Describe how and why you became a teacher.

“It’s been a long, winding journey. I knew I wanted to get involved when I was in high school. I grew up in Columbus and there was this stigma about sending your kids to public school. Once I went to public high school, I absolutely loved it. It was a way better fit. I was inspired by how public education could work because I had this idyllic conception of what public education was.

When I was an undergraduate, I knew I was interested in pursuing education in some way. I wasn’t so sure that I’d go into teaching. After doing ed research, government, non-profit work, I realized I was most happy when I was inside a school, inside a classroom.”

I’ve spoken to quite a few teachers about their struggle with certain local and federal policies. Has policy enabled or inhibited what you were able to accomplish in the classroom?

“We do a lot of standardized tests. With the exception of one, a lot of the tests don’t benefit teachers. Since feedback isn’t immediate and the material isn’t necessarily relevant to the teacher’s curriculum, teacher morale around these tests is really low and really negative. They add constraints to what you need to teach and how you need to teach it.”

It often seems that policymaking is a top-down approach that doesn’t capture the voice of teachers. Do you feel there is opportunity to have your voice heard in the policy arena?

It’s really difficult. There is traditionally a policy route or a teaching route. But, I believe that you can be a teacher and a policymaker at the same time. It’s just a little difficult. The actual job of teaching is pretty stressful. But if you have to have a strong desire for change, you can join unions, outside organizations, community groups to have that impact.

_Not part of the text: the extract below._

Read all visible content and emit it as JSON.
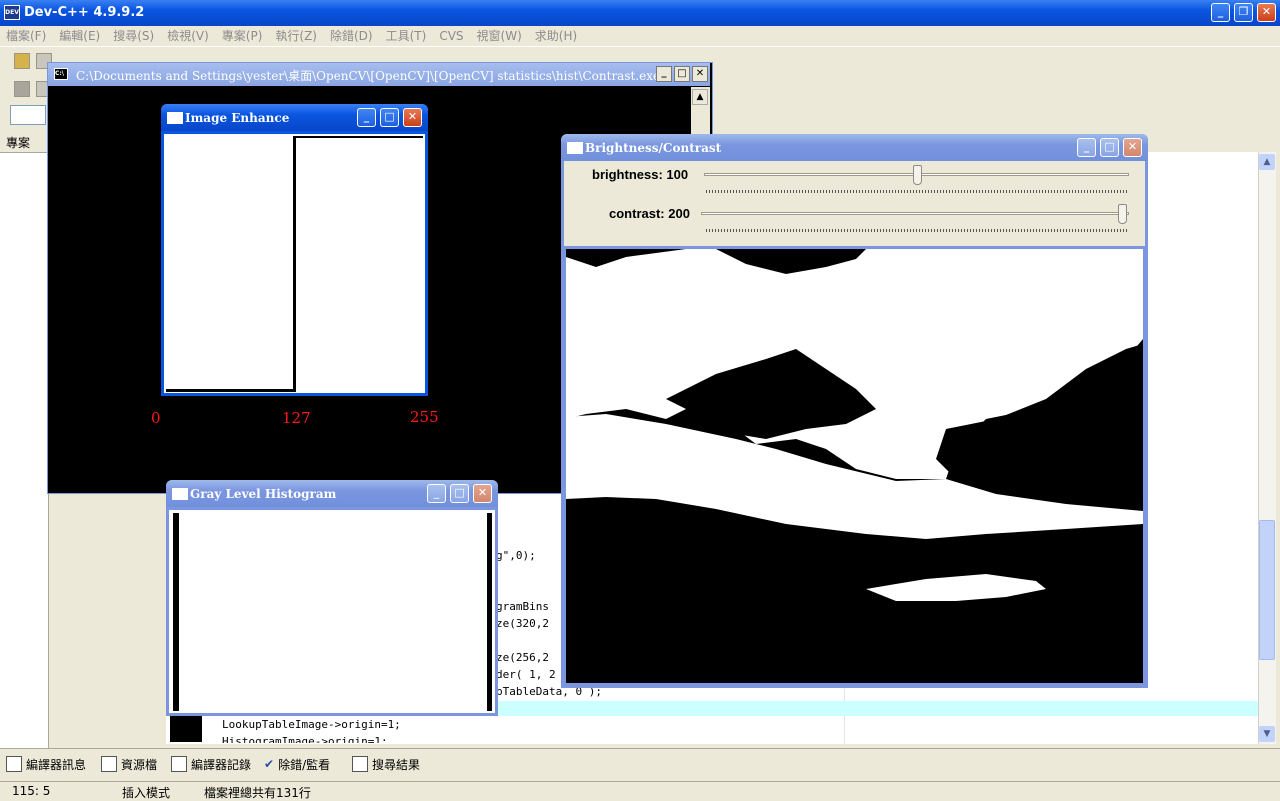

Much of this project was inspired by the negative narrative surrounding CPS: dismal graduation rates, gang violence, etc. rather than the things that are working. What do you think is the biggest misconception about Chicago Public Schools?

“The biggest misconception is about the type of teaching that goes on. I think the instruction is really ambitious and really good. If you go to schools on the South or West sides, you’ll see it. Unfortunately, we use metrics that don’t measure relationship building, pedagogy, social-emotional skills – things that we are doing really well.

The narrative has been too focused on the brokenness of the system, and that gets more acknowledgement than the things that are working to keep it together.”

It’s been a tumultuous year in terms of US politics, national and global issues . How are your students responding to what is happening around them?

“I clearly remember the day after the election. It was report card pick-up so we didn’t get the opportunity to talk about what happened the night before. It felt so solemn. It felt like clouds were looming over everyone. No one wanted to talk about report cards. The kids didn’t want to talk about grades. And the next day, the school advised us not to talk about it.

At my new school, I’m encouraged to talk about those issues. In our morning meetings and afternoon check-ins, students are very vocal and definitely want to talk about it. I feel that it is my responsibility to teach students how to process those feelings and emotions in productive way and direct them in a way that heals. Anger. Frustration. Confusion. How can we direct those feelings to inspire change?

One thing we take for granted is that students know what they’re talking about. That’s a big misunderstanding. They are wise and knowledgeable. They are our future. Now more than ever, it’s important to have teachers that talk about these issues with students. For that reason alone, I feel like I need to be in the classroom.”


*Name has been withheld for privacy